Cricket Australia (CA) got together to decide on the plea of Australian Cricketer’s Association. They had demanded to bring back Steve Smith, David Warner and Cameron Bancroft before the suspension periods. For their involvement in ball-tampering in South Africa, Smith and Warner were banned for a year while Bancroft was suspended for 9 months.
But CA has decided that the bans on the tainted trio will remain. The Board released an official statement in which it termed lifting the bans as inappropriate. As a result, the 3 won’t be available for the series against India at home.
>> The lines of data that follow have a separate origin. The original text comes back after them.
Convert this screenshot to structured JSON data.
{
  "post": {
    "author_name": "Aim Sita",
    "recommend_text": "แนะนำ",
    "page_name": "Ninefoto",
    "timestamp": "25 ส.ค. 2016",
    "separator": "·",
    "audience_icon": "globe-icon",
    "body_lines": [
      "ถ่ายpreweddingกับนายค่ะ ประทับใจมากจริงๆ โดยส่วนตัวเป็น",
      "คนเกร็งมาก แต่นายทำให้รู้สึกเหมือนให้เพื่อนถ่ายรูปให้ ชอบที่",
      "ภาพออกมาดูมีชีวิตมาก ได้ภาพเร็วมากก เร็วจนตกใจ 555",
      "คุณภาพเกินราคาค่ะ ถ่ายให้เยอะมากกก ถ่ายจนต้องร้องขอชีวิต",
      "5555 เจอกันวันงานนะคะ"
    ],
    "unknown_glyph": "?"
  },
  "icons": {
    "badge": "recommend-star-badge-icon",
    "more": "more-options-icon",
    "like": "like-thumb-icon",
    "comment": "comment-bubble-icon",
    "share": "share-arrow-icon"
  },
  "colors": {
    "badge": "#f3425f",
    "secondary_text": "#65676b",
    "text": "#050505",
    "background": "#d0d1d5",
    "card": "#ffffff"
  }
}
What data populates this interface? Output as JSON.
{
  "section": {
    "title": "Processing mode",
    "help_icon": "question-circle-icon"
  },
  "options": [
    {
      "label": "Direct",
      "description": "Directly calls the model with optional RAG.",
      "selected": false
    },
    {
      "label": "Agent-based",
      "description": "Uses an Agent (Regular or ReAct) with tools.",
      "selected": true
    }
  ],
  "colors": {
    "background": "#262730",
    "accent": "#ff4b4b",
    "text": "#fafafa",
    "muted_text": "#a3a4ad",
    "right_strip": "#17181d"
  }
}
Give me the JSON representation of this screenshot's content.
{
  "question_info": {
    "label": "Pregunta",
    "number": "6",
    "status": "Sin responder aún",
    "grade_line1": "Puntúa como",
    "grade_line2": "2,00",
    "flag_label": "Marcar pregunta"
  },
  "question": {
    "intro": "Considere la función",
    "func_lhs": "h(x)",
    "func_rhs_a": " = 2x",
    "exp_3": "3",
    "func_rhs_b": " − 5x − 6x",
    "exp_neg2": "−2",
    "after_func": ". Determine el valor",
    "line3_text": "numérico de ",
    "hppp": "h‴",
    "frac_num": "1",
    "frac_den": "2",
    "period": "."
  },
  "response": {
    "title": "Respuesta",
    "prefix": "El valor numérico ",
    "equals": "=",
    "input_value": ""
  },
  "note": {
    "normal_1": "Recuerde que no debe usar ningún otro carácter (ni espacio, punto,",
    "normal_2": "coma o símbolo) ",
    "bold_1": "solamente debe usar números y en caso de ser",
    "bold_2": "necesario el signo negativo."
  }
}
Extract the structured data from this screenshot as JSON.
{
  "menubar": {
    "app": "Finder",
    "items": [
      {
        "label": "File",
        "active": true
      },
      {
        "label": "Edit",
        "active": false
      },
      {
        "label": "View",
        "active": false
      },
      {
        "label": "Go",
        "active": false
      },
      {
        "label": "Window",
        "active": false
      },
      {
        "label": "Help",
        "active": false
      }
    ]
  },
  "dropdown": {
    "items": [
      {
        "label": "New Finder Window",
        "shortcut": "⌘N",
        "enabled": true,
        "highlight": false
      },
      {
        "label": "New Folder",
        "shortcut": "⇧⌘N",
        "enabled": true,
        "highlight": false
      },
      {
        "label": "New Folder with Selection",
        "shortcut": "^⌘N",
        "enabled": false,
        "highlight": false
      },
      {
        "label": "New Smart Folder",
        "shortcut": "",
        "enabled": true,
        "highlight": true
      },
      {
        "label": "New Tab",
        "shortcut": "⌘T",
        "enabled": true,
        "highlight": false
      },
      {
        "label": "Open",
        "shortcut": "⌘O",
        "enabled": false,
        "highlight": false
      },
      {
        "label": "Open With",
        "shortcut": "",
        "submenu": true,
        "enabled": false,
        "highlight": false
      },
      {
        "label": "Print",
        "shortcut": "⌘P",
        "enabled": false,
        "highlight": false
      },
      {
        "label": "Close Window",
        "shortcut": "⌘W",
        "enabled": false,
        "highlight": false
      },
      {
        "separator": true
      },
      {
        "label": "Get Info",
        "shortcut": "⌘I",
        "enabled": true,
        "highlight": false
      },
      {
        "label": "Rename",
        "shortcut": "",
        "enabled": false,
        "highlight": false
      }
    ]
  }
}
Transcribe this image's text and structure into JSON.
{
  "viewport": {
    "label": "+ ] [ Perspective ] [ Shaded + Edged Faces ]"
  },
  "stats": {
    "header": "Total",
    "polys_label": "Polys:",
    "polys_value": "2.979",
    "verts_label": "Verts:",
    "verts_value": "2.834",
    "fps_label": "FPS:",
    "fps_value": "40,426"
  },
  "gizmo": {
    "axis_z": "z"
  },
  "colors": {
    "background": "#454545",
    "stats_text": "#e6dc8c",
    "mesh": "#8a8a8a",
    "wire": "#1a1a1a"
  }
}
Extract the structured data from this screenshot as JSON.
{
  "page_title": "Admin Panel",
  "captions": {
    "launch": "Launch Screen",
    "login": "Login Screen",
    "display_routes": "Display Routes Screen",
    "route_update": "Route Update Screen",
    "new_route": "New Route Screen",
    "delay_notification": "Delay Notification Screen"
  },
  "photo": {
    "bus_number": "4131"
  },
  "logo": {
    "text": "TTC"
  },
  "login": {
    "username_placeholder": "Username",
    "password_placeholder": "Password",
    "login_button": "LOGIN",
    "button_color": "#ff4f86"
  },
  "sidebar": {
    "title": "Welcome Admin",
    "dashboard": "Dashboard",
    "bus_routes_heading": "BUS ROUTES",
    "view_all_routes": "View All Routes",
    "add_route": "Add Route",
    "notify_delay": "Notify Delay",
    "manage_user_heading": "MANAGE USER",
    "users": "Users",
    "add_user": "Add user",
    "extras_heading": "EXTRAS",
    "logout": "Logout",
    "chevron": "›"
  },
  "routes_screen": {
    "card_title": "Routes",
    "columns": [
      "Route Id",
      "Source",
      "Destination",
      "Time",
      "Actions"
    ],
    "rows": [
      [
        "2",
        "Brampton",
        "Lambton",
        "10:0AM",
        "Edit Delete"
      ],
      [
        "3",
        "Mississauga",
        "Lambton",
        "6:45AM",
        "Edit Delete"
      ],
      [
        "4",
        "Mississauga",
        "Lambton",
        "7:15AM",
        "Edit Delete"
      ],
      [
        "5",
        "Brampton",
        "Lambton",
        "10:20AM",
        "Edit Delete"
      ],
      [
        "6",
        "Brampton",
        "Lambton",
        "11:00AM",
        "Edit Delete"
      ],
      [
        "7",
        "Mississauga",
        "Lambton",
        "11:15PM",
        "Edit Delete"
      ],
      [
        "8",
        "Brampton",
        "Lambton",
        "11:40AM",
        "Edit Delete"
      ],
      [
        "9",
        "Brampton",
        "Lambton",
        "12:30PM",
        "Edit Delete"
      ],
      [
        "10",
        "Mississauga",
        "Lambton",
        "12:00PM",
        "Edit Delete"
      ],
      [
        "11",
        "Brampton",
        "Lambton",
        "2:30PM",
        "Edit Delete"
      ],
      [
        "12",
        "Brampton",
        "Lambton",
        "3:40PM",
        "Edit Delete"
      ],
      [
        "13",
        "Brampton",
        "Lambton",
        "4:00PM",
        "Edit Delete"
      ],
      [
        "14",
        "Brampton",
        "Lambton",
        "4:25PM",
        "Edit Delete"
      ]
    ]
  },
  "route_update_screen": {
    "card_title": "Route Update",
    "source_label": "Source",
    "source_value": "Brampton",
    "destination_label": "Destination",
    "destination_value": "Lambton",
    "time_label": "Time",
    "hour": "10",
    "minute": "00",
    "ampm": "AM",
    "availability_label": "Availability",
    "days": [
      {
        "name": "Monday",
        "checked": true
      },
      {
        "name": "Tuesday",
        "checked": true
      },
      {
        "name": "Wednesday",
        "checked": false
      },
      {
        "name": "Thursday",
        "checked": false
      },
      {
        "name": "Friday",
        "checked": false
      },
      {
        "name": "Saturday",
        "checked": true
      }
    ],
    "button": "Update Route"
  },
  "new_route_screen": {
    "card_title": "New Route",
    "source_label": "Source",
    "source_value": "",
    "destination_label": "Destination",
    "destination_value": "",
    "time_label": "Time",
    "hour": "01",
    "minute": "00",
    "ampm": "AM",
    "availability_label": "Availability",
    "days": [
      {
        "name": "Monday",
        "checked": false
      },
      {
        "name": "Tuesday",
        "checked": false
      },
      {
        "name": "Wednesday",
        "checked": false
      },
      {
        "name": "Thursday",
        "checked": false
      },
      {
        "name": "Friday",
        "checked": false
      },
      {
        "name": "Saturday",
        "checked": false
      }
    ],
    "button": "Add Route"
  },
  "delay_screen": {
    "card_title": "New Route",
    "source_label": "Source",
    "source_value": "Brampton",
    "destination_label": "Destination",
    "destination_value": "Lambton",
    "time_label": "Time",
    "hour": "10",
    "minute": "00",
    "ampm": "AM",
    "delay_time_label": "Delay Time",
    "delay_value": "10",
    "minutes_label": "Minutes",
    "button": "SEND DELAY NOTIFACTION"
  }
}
The ban on Bancroft ends on December 29, 2018, while Warner and Smith can make a return only after March 29, 2019.
The official statement of CA
“The Cricket Australia Board has carefully considered all elements of the ACA submission and has determined that it is not appropriate to make any changes to the sanctions handed down to the three players,” CA Interim Chair Earl Eddings said.
“Despite the absence of any recommendation regarding the sanctions in the recently released Ethics Centre Review, the Board has deliberated on the ACA’s submission at length. We have reconsidered the sanctions as they apply to each of Steve, David and Cameron in light of the ACA’s submission and the Ethics Centre Review and Recommendations.
“The original decision of the Board to sanction the players was determined after rigorous discussion and consideration. CA maintains that both the length and nature of the sanctions remain an appropriate response in light of the considerable impact on the reputation of Australian cricket, here and abroad,” Eddings said.
“Steve, David and Cameron are working hard to demonstrate their commitment to cricket and have our continued support to ensure their pathway to return is as smooth as possible.
“We believe the ongoing conversation about reducing the sanctions puts undue pressure on the three players – all of whom accepted the sanctions earlier this year – and the Australian men’s cricket team. As such, the Cricket Australia Board doesn’t intend to consider further calls for amendments to the sanctions.
“Though we recognise that this decision will be disappointing for the ACA, we thank them for their submission. Our commitment to continue building a strong relationship between CA and the ACA in the interests of cricket in Australia remains and we look forward to meeting with them shortly to that end,” Eddings added.